A trip to downunder would not be right without some knowledge on how to understand the Maori language [which more commonly referred to as Te Reo ] and our unique slang. In a previous post, I shared some reasons why a trip downunder to New Zealand would be a “choice” trip that I’m sure many would enjoy.
A few important words to learn – in Te Reo [Maori]:
Kia Ora – Hello
Morena – Good Morning
See you later – Kite koe i muri
Good – Kai Pai
Food – Kai
For more http://maoridictionary.co.nz
Then I thought it might be a good idea to share with prospective visitors, some of our more different sayings. Without further ado. Let’s check out a quick translation guide to Kiwi slang to assist while touring around our beautiful country.
Sweet as: This means something is “good”. “All good, mate!”
Good as gold: “Great” or “cool”. It actually might get you thinking, why gold is “good”. Did we forget about the phrase “money is the root of all evil”?
Choice: Can mean “good”, “great”, “awesome”. It is more prevalent among young people than in older generations. Which I am forever grateful!
Mint: See “choice”. Whenever I hear it, I can’t help but think of Minties, which is a hard lolly and a favourite to have on a roadtrip. Another word that is not used so much by the older generation *whew*
Hard out: This is a fancy way of expressing amazement. I have no idea as to its origins. There’s an Urban Dictionary entry for it, but understanding it requires more patience.
She’ll be right: Another way of saying “everything will be OK.” Just don’t ask me who “she” is. I have no idea!
Dairy: A convenience store usually in abundance in the suburbs. I know, I know: the first time you hear it you will think “where are the damned cows”.
Bro: Now this is one of New Zealand’s most universal words bandied around in all walks of life.
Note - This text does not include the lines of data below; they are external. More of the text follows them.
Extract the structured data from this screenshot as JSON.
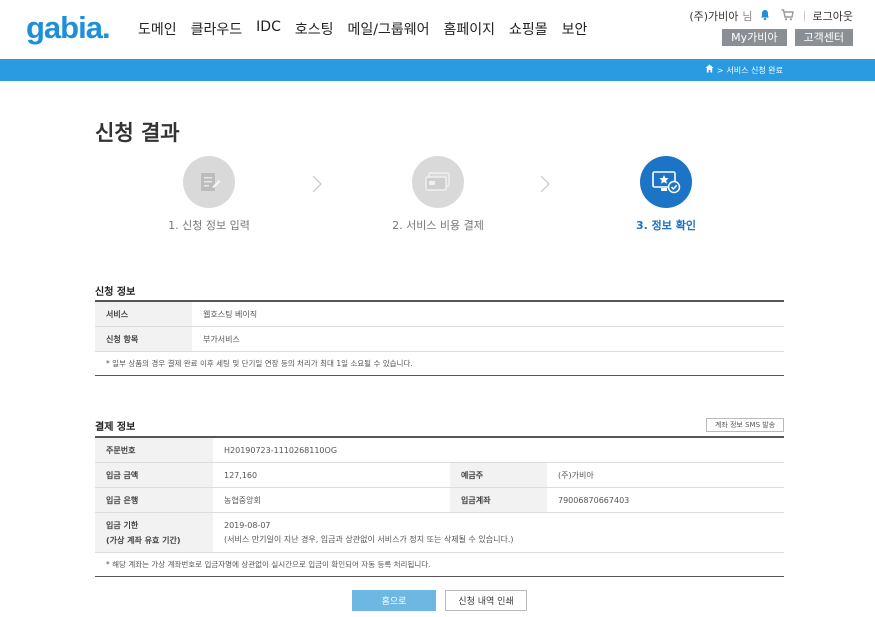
{
  "header": {
    "logo": "gabia",
    "logo_dot": ".",
    "nav": [
      "도메인",
      "클라우드",
      "IDC",
      "호스팅",
      "메일/그룹웨어",
      "홈페이지",
      "쇼핑몰",
      "보안"
    ],
    "user_name": "(주)가비아",
    "user_suffix": "님",
    "logout": "로그아웃",
    "my_gabia": "My가비아",
    "customer_center": "고객센터"
  },
  "breadcrumb": {
    "sep": ">",
    "current": "서비스 신청 완료"
  },
  "page": {
    "title": "신청 결과"
  },
  "steps": [
    {
      "label": "1. 신청 정보 입력",
      "active": false
    },
    {
      "label": "2. 서비스 비용 결제",
      "active": false
    },
    {
      "label": "3. 정보 확인",
      "active": true
    }
  ],
  "application": {
    "title": "신청 정보",
    "rows": [
      {
        "label": "서비스",
        "value": "웹호스팅 베이직"
      },
      {
        "label": "신청 항목",
        "value": "부가서비스"
      }
    ],
    "note": "* 일부 상품의 경우 결제 완료 이후 세팅 및 단기일 연장 등의 처리가 최대 1일 소요될 수 있습니다."
  },
  "payment": {
    "title": "결제 정보",
    "sms_button": "계좌 정보 SMS 발송",
    "order_label": "주문번호",
    "order_value": "H20190723-1110268110OG",
    "amount_label": "입금 금액",
    "amount_value": "127,160",
    "depositor_label": "예금주",
    "depositor_value": "(주)가비아",
    "bank_label": "입금 은행",
    "bank_value": "농협중앙회",
    "account_label": "입금계좌",
    "account_value": "79006870667403",
    "deadline_label": "입금 기한",
    "deadline_sub_label": "(가상 계좌 유효 기간)",
    "deadline_value": "2019-08-07",
    "deadline_note": "(서비스 만기일이 지난 경우, 입금과 상관없이 서비스가 정지 또는 삭제될 수 있습니다.)",
    "note": "* 해당 계좌는 가상 계좌번호로 입금자명에 상관없이 실시간으로 입금이 확인되어 자동 등록 처리됩니다."
  },
  "buttons": {
    "home": "홈으로",
    "print": "신청 내역 인쇄"
  },
  "colors": {
    "brand": "#1e8fd8",
    "bar": "#2a9be0",
    "active_step": "#1b74c6",
    "home_button": "#6cb8e2"
  },
  "icons": {
    "step1": "form-edit-icon",
    "step2": "credit-card-icon",
    "step3": "monitor-check-icon",
    "bell": "bell-icon",
    "cart": "cart-icon",
    "home": "home-icon"
  }
}
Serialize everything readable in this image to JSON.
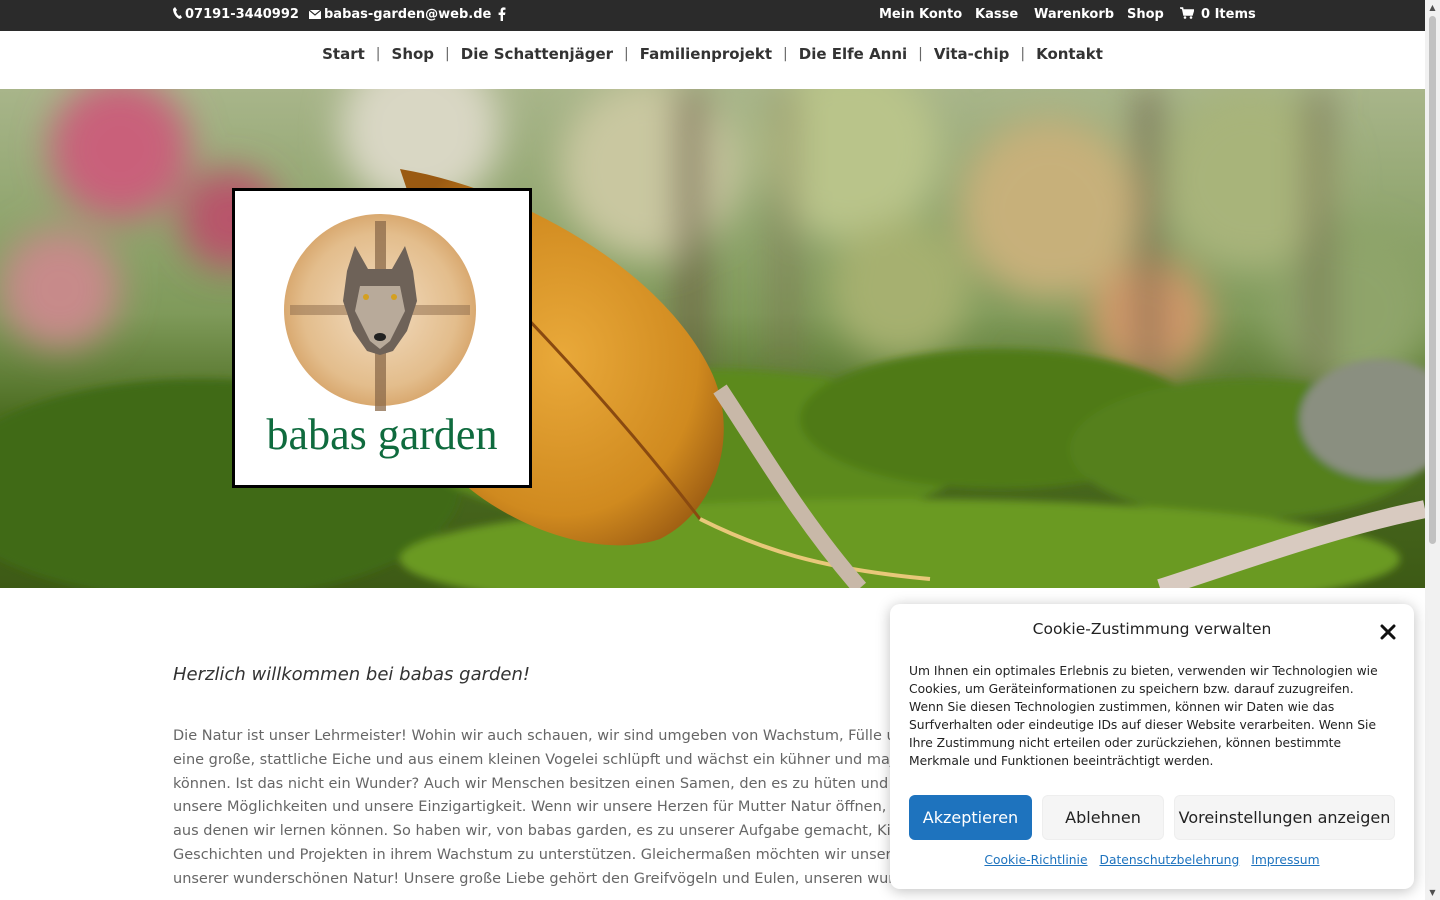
{
  "topbar": {
    "phone": "07191-3440992",
    "email": "babas-garden@web.de",
    "facebook_icon": "facebook-icon",
    "links": [
      "Mein Konto",
      "Kasse",
      "Warenkorb",
      "Shop"
    ],
    "cart": "0 Items"
  },
  "nav": {
    "items": [
      "Start",
      "Shop",
      "Die Schattenjäger",
      "Familienprojekt",
      "Die Elfe Anni",
      "Vita-chip",
      "Kontakt"
    ],
    "separator": "|"
  },
  "logo": {
    "text": "babas garden"
  },
  "content": {
    "welcome": "Herzlich willkommen bei babas garden!",
    "lines": [
      "Die Natur ist unser Lehrmeister! Wohin wir auch schauen, wir sind umgeben von Wachstum, Fülle und",
      "eine große, stattliche Eiche und aus einem kleinen Vogelei schlüpft und wächst ein kühner und majest",
      "können. Ist das nicht ein Wunder? Auch wir Menschen besitzen einen Samen, den es zu hüten und zu",
      "unsere Möglichkeiten und unsere Einzigartigkeit. Wenn wir unsere Herzen für Mutter Natur öffnen, seh",
      "aus denen wir lernen können. So  haben wir, von babas garden, es zu unserer Aufgabe gemacht, Kind",
      "Geschichten und Projekten in ihrem Wachstum zu unterstützen. Gleichermaßen möchten wir unsere Ti",
      "unserer wunderschönen Natur! Unsere große Liebe gehört den Greifvögeln und Eulen, unseren wunde"
    ]
  },
  "cookie": {
    "title": "Cookie-Zustimmung verwalten",
    "close_icon": "close-icon",
    "text": "Um Ihnen ein optimales Erlebnis zu bieten, verwenden wir Technologien wie Cookies, um Geräteinformationen zu speichern bzw. darauf zuzugreifen. Wenn Sie diesen Technologien zustimmen, können wir Daten wie das Surfverhalten oder eindeutige IDs auf dieser Website verarbeiten. Wenn Sie Ihre Zustimmung nicht erteilen oder zurückziehen, können bestimmte Merkmale und Funktionen beeinträchtigt werden.",
    "accept": "Akzeptieren",
    "deny": "Ablehnen",
    "prefs": "Voreinstellungen anzeigen",
    "links": [
      "Cookie-Richtlinie",
      "Datenschutzbelehrung",
      "Impressum"
    ],
    "accent_color": "#1e73be"
  }
}
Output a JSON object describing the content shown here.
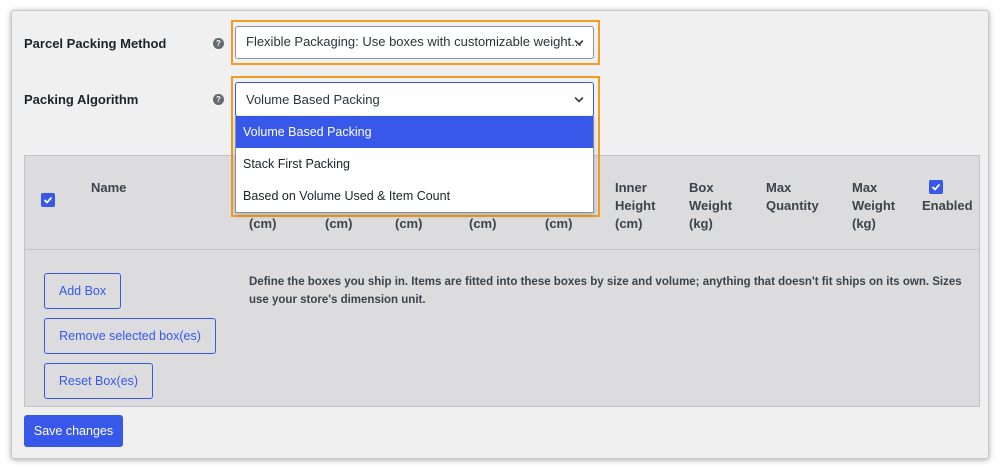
{
  "settings": {
    "packing_method": {
      "label": "Parcel Packing Method",
      "value": "Flexible Packaging: Use boxes with customizable weight..."
    },
    "packing_algorithm": {
      "label": "Packing Algorithm",
      "value": "Volume Based Packing",
      "options": [
        "Volume Based Packing",
        "Stack First Packing",
        "Based on Volume Used & Item Count"
      ]
    },
    "help_glyph": "?"
  },
  "table": {
    "headers": {
      "name": "Name",
      "col2": "(cm)",
      "col3": "(cm)",
      "col4": "(cm)",
      "col5": "(cm)",
      "col6": "(cm)",
      "inner_height": [
        "Inner",
        "Height",
        "(cm)"
      ],
      "box_weight": [
        "Box",
        "Weight",
        "(kg)"
      ],
      "max_quantity": [
        "Max",
        "Quantity"
      ],
      "max_weight": [
        "Max",
        "Weight",
        "(kg)"
      ],
      "enabled": "Enabled"
    },
    "buttons": {
      "add": "Add Box",
      "remove": "Remove selected box(es)",
      "reset": "Reset Box(es)"
    },
    "description": "Define the boxes you ship in. Items are fitted into these boxes by size and volume; anything that doesn't fit ships on its own. Sizes use your store's dimension unit."
  },
  "save_label": "Save changes",
  "colors": {
    "accent": "#3858e9",
    "highlight": "#f39c1f"
  }
}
You get to use it in a sentence to someone who has no relation to you at all, and definitely not your brother.
Crook: If you are feeling unwell some kind New Zealander may come up to you and ask if you “crook”. So, don’t go thinking that they are referring to you as a villain or rogue. They just want confirmation that you are indeed not well!
Bach: Usually a rustic, small, modest holiday home or beach house. (pronounced ‘batch‘) It is also referred to as a crib in the southern half of the South Island. Check out https://www.bookabach.co.nz/
Chocka: This can mean “full” or “packed,” usually referring to a rugby or other sports game. For example “Eden Park is going to be chocka for the All Blacks game.”
Pineapple lumps: Chocolate-covered chewy candy. My biggest question is how on earth they got called Pineapple Lumps as they don’t taste like pineapple! I am not a fan of lollies. It is also to be noted that the Squire does NOT agree with me regarding my opinion of pineapple lumps.
Chocolate Fish and Jaffas: There are about as relevant to mention as the pineapple, I won’t describe them and shall let you discover their delights when you bite into them.
Jandals: commonly known in many other countries as thongs or flip-flops. It is a famous footwear for many Kiwis.
Suss: If someone says they’ll “suss it out,” it means that they’ll work it out.
Tramping: Usually going for long walks in the bush or wops-wops. Referred to as hiking in other countries.
Wop-wops: The middle of nowhere. Our favourite place to venture!
Tiki tour: A phrase that is used in place of “to take a long way” It is to be noted that I love this saying as it reminds me of our motorhoming days in our converted bus “Purr-Inn” [the name does come with a story attached to it!]
Squizz: Means “take a look”.
Flat tack: If someone is “flat tack” it means they’re rushed, “Haven’t got time to chat, mate!”.
Feed: This means that someone is off to have some food, fish and chips wrapped in paper opened up on the table by the beach or river. Maybe a pie instead, choice mate!
So when a young fella says to you, “Yeah nah bro, I reckon that’s all good, cheap as for a mean as feed like that!” Now you will know what the heck they are talking about, chur bro.
So there you have it.
A bit of information about what makes our country’s language unique, and a few slang words and phrases you are more than likely to encounter while touring around New Zealand.